As I briefly touched down on early in this review, the primary subplot of Just Before Dawn is the arc of Debra Benson’s character, Connie (Constance). In the beginning, the audience is introduced to her as the sort of meek, quiet good-girl-next-door type—hair done up in a tight bun, little-to-no makeup on her face, loosely fitted slacks and a blouse buttoned right up to her neck. A jump scare in the woods early in the film leaves her feeling scared and helpless, unable to take action with the knife she clenches tightly in her hand. Without going into too much more detail regarding the transition of her character, I will say that by the time the finale rolls around, Constance is kicking ass and taking names. Just Before Dawn is a refreshing change of pace from the countless horror films that depict women—breasts bared and vocal cords screeching out their last desperate pleas for life—as the primary targets of serial killers and psychopaths.
The first time I viewed Just Before Dawn, the film carved its machete blade deep in my horror loving heart. It has so much more going for it than most people give it credit for. I can only hope that based on this installment of CAMP CARNAGE, more people will seek it out and give it the real chance it deserves.
– By Lacey Paige
Lacey is a devoted horror enthuasiast and movie collector. A recent journalism school graduate, she is currently a contributing writer for Diabolique, Cinesploitation, Absolute Underground and Fangoria.

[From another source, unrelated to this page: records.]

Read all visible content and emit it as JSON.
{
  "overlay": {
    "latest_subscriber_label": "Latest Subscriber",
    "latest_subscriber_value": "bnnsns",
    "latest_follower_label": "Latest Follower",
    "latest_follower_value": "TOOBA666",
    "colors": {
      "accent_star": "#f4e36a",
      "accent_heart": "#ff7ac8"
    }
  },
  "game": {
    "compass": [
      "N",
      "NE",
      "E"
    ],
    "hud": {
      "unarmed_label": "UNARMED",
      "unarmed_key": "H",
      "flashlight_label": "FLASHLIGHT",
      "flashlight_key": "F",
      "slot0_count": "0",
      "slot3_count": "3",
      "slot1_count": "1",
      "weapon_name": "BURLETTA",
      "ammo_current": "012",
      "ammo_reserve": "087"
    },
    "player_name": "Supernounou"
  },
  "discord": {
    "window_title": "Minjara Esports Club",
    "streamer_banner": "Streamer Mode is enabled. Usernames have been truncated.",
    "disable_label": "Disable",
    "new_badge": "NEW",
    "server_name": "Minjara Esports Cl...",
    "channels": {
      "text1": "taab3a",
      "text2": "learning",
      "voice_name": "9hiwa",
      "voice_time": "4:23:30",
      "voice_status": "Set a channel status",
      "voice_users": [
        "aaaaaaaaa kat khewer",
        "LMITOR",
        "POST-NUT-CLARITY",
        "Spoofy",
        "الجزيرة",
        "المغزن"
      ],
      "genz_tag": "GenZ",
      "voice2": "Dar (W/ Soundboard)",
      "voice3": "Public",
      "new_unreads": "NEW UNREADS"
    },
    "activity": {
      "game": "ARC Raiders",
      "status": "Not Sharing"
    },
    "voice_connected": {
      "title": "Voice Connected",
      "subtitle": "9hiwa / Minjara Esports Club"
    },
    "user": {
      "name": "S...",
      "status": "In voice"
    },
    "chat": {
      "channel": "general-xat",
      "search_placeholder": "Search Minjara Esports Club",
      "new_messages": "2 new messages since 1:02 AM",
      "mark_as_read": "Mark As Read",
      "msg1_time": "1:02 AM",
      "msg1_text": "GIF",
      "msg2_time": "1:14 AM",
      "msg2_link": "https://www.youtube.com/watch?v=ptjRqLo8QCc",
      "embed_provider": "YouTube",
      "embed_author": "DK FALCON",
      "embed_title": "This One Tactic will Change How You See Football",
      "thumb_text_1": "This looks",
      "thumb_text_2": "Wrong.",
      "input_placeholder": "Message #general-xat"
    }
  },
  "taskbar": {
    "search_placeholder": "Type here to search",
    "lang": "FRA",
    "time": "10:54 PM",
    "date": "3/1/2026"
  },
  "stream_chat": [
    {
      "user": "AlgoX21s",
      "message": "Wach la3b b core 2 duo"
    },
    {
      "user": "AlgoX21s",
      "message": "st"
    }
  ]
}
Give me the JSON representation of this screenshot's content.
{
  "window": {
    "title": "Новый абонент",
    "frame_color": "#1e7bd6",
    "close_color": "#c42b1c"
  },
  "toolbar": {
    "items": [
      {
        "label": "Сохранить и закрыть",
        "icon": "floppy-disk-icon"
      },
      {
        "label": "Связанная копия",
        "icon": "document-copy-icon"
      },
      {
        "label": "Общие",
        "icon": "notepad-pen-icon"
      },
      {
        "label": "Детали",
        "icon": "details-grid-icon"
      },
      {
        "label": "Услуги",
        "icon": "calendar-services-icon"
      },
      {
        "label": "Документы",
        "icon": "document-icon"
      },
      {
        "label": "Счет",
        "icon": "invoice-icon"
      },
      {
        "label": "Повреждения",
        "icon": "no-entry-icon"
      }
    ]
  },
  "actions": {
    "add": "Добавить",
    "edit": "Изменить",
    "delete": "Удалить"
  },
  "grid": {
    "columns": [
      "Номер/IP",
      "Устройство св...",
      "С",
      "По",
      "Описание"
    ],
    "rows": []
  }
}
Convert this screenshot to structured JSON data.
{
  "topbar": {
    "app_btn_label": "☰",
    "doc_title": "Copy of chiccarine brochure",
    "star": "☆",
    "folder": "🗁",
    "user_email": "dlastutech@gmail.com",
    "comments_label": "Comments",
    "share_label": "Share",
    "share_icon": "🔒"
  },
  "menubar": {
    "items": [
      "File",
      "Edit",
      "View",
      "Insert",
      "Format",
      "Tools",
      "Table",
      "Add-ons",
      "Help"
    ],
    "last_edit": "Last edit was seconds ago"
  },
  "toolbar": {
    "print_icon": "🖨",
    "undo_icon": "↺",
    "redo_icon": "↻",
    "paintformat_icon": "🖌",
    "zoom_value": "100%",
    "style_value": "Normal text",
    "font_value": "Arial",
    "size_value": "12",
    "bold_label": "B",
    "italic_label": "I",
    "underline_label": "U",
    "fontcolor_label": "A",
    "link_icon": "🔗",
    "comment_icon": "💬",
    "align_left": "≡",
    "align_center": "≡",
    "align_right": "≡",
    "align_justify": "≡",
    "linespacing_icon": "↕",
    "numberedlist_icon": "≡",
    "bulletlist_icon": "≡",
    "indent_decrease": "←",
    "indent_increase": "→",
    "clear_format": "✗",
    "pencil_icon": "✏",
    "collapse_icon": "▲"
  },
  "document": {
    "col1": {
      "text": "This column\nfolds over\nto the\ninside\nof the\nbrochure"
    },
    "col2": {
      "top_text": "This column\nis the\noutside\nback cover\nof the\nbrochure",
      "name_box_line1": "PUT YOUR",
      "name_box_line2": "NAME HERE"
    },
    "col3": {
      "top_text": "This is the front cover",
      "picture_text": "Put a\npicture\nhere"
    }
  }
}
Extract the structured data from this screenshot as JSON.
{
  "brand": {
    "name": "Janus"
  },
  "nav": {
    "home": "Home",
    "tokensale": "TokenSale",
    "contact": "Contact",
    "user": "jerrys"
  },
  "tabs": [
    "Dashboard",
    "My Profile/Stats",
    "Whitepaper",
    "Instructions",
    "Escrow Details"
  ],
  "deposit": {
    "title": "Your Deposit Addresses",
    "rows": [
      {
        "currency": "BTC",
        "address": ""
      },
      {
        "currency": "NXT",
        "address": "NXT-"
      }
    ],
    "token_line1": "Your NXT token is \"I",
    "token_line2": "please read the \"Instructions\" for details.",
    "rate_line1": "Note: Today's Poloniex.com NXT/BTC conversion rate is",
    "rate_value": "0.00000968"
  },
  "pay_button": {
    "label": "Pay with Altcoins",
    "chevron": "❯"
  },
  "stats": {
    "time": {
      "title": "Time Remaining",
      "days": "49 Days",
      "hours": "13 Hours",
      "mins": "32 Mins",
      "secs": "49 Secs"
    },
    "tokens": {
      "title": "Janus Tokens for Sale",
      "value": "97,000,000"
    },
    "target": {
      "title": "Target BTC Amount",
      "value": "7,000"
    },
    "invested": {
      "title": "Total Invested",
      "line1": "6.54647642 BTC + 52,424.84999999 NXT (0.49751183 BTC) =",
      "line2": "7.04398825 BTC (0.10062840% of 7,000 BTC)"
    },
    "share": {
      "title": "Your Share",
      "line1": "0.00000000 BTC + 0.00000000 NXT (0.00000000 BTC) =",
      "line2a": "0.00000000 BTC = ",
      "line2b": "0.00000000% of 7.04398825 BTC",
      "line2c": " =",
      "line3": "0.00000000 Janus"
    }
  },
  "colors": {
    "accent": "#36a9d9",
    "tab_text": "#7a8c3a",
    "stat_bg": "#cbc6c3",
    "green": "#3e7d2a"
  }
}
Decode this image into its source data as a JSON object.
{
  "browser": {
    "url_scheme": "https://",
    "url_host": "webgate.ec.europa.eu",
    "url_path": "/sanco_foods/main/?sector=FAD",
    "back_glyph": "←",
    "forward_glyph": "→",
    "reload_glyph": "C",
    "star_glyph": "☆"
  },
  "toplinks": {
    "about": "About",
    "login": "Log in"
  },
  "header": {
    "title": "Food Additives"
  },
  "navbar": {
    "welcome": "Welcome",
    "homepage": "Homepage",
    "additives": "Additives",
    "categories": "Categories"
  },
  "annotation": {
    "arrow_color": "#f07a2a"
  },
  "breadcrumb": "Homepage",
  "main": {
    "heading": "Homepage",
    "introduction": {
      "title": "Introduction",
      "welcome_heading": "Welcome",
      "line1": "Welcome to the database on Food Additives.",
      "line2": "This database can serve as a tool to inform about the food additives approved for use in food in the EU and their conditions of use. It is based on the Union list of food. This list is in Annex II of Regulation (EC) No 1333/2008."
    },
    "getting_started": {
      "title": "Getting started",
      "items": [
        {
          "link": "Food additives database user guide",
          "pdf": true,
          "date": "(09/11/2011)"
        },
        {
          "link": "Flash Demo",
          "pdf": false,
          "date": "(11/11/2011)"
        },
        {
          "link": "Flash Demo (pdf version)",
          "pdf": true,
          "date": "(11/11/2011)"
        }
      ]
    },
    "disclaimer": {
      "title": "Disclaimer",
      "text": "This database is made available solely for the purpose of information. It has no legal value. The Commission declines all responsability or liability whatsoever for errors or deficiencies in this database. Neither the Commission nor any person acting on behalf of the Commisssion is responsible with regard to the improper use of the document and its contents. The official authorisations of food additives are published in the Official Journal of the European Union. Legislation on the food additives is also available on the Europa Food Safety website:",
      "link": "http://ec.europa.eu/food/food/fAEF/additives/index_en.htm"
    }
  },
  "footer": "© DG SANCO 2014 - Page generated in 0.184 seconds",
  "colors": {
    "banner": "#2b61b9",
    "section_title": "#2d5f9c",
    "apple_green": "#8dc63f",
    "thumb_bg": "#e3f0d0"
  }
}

She likes taking long walks in dark, eerie places; reading true crime and horror fiction; and sharing her borderline-obsessive love of horror with just about anyone who will listen. Follow her on Twitter @LaceyPaige88